WHAT THE EXERCISE ASKS:
Return every line from the records below in which the word "screenshot" is found.

DATASET EXCERPTS:
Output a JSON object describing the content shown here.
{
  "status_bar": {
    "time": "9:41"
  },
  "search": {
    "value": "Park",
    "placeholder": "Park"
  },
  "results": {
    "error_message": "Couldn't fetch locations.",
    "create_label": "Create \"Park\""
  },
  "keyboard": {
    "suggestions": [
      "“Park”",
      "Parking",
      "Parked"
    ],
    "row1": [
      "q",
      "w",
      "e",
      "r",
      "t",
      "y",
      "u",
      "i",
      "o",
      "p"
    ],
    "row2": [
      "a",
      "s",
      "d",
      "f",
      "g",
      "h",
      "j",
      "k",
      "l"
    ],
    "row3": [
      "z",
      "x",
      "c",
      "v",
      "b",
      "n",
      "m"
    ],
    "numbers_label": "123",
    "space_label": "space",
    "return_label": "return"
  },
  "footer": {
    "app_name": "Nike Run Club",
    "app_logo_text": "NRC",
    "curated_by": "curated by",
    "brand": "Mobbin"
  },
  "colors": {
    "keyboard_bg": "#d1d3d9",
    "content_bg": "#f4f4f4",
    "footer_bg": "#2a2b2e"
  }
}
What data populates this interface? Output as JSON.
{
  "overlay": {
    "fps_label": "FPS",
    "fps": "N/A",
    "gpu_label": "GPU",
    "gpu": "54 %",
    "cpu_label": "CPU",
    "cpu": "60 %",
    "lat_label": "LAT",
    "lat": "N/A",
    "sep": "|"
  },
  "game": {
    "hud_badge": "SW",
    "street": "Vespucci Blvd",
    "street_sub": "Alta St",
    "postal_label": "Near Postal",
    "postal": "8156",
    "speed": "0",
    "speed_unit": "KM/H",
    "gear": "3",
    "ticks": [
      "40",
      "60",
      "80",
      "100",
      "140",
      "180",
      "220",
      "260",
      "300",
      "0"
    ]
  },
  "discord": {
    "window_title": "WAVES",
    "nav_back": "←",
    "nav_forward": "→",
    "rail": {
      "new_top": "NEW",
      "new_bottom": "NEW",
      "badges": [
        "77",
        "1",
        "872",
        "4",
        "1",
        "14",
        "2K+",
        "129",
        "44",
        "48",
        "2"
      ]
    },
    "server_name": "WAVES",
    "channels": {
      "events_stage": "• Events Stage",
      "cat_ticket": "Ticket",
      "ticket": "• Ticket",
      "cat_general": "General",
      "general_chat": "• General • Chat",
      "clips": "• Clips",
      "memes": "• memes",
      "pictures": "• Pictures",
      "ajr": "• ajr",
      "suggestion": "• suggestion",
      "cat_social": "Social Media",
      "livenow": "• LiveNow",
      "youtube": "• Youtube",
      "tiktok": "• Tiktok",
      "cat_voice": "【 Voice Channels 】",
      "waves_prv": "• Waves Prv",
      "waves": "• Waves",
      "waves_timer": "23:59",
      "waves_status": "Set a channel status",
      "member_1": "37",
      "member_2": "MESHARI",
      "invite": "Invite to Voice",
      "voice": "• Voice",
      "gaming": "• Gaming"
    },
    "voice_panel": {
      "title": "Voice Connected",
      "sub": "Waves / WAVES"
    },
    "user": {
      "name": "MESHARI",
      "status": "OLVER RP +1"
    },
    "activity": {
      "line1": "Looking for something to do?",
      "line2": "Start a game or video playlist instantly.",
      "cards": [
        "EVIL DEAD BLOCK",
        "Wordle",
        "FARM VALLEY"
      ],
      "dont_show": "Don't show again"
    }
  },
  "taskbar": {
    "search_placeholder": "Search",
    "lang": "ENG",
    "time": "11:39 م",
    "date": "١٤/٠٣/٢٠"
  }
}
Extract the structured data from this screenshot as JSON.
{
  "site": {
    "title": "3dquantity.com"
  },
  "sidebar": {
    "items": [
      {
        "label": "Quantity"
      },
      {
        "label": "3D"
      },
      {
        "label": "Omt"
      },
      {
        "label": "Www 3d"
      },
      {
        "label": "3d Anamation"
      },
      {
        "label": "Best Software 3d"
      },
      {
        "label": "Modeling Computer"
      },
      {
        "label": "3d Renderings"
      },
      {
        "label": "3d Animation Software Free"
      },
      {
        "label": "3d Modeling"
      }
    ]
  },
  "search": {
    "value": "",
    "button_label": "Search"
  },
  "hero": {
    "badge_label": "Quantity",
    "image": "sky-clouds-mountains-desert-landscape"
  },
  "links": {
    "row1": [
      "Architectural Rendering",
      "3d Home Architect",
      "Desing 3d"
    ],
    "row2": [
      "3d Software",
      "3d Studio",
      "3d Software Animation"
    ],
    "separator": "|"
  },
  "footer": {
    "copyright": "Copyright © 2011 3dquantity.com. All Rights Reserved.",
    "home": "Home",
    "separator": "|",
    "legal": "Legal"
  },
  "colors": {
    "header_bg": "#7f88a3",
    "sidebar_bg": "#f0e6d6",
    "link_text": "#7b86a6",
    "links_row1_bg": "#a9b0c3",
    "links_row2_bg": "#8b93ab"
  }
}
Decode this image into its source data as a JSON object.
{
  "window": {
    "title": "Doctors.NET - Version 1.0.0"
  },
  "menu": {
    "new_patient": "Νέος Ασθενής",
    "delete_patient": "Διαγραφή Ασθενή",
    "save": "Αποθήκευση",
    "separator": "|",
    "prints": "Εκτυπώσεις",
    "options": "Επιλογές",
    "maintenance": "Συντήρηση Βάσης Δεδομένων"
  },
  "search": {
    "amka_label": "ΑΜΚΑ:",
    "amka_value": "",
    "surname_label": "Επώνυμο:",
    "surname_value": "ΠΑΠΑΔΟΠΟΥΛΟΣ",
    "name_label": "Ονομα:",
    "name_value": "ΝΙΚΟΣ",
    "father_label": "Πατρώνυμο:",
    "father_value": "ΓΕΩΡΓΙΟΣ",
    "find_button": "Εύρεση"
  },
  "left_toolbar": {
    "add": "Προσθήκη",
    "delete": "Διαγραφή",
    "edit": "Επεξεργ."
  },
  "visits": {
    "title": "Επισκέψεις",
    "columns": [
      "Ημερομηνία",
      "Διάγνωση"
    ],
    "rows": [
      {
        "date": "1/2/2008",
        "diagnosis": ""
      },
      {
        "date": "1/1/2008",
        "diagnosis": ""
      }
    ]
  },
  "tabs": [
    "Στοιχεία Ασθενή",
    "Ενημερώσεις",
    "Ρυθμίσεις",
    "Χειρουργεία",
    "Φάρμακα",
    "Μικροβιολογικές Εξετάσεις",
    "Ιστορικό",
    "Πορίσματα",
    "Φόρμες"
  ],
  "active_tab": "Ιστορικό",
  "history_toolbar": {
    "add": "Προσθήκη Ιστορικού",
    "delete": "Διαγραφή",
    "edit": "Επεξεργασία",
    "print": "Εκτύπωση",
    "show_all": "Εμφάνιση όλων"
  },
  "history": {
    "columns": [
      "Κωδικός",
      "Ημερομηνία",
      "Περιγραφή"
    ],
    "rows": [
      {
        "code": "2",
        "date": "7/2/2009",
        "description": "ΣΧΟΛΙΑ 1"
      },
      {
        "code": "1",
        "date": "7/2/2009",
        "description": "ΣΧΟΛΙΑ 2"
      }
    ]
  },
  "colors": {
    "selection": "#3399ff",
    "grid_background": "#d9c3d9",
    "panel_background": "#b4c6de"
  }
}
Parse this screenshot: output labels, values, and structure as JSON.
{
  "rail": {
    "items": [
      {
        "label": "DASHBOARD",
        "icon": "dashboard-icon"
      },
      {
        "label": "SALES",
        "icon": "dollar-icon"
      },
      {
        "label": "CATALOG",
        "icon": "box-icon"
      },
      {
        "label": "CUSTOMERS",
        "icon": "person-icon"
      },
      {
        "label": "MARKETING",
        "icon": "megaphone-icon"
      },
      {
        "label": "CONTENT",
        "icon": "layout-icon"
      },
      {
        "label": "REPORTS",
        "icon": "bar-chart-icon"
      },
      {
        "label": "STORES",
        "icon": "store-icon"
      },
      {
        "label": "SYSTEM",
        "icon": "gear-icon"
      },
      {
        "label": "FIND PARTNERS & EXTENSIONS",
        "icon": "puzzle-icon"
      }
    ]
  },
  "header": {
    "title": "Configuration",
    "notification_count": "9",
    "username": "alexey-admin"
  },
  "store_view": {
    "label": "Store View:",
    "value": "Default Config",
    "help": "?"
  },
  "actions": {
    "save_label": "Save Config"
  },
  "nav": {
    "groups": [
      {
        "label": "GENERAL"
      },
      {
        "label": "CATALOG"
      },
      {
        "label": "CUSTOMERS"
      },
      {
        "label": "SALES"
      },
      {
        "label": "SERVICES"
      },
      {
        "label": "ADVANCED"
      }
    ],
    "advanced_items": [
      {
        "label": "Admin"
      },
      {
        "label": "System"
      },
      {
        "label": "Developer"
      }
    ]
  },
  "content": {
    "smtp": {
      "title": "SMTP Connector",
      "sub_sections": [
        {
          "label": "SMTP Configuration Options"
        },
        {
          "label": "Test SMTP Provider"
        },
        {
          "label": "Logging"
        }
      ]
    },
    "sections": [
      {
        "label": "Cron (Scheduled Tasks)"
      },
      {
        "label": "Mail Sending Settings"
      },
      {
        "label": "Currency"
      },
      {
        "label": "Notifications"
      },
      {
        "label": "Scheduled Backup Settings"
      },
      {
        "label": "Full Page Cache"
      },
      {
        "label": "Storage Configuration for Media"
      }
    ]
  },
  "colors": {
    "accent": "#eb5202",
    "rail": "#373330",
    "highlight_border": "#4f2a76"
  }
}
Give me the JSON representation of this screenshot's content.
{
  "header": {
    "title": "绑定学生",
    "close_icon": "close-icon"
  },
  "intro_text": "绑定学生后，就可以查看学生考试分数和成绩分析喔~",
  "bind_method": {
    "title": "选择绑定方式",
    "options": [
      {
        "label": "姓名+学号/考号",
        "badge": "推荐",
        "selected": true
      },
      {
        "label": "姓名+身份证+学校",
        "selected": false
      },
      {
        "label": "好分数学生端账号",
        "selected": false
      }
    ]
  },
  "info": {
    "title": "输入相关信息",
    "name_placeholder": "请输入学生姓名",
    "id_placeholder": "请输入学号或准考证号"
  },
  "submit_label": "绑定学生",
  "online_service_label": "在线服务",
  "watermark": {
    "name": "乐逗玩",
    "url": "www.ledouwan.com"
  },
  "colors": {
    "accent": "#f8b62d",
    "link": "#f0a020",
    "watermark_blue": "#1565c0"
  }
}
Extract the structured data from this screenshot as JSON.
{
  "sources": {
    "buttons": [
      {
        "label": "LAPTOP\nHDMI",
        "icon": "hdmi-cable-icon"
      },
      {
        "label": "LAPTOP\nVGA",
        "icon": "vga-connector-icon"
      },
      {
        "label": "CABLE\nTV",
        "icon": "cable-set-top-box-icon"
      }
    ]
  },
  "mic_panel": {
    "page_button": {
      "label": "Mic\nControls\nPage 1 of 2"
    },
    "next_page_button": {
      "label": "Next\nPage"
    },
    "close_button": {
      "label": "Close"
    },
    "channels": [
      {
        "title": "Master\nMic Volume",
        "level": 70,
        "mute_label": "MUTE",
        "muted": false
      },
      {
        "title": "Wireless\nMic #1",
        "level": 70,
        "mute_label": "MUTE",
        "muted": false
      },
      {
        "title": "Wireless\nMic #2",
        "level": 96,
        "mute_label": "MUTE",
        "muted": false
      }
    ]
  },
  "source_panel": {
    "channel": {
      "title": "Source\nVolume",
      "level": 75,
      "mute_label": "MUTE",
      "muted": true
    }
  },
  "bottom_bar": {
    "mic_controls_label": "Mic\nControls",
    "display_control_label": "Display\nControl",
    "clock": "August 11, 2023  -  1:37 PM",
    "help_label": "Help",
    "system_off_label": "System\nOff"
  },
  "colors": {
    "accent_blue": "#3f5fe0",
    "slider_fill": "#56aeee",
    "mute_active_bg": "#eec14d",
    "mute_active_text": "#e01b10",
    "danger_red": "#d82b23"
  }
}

REPLY TO THE EXERCISE:
Extract the structured data from this screenshot as JSON.
Parse this screenshot: output labels, values, and structure as JSON.
Give me the JSON representation of this screenshot's content.
Extract the structured data from this screenshot as JSON.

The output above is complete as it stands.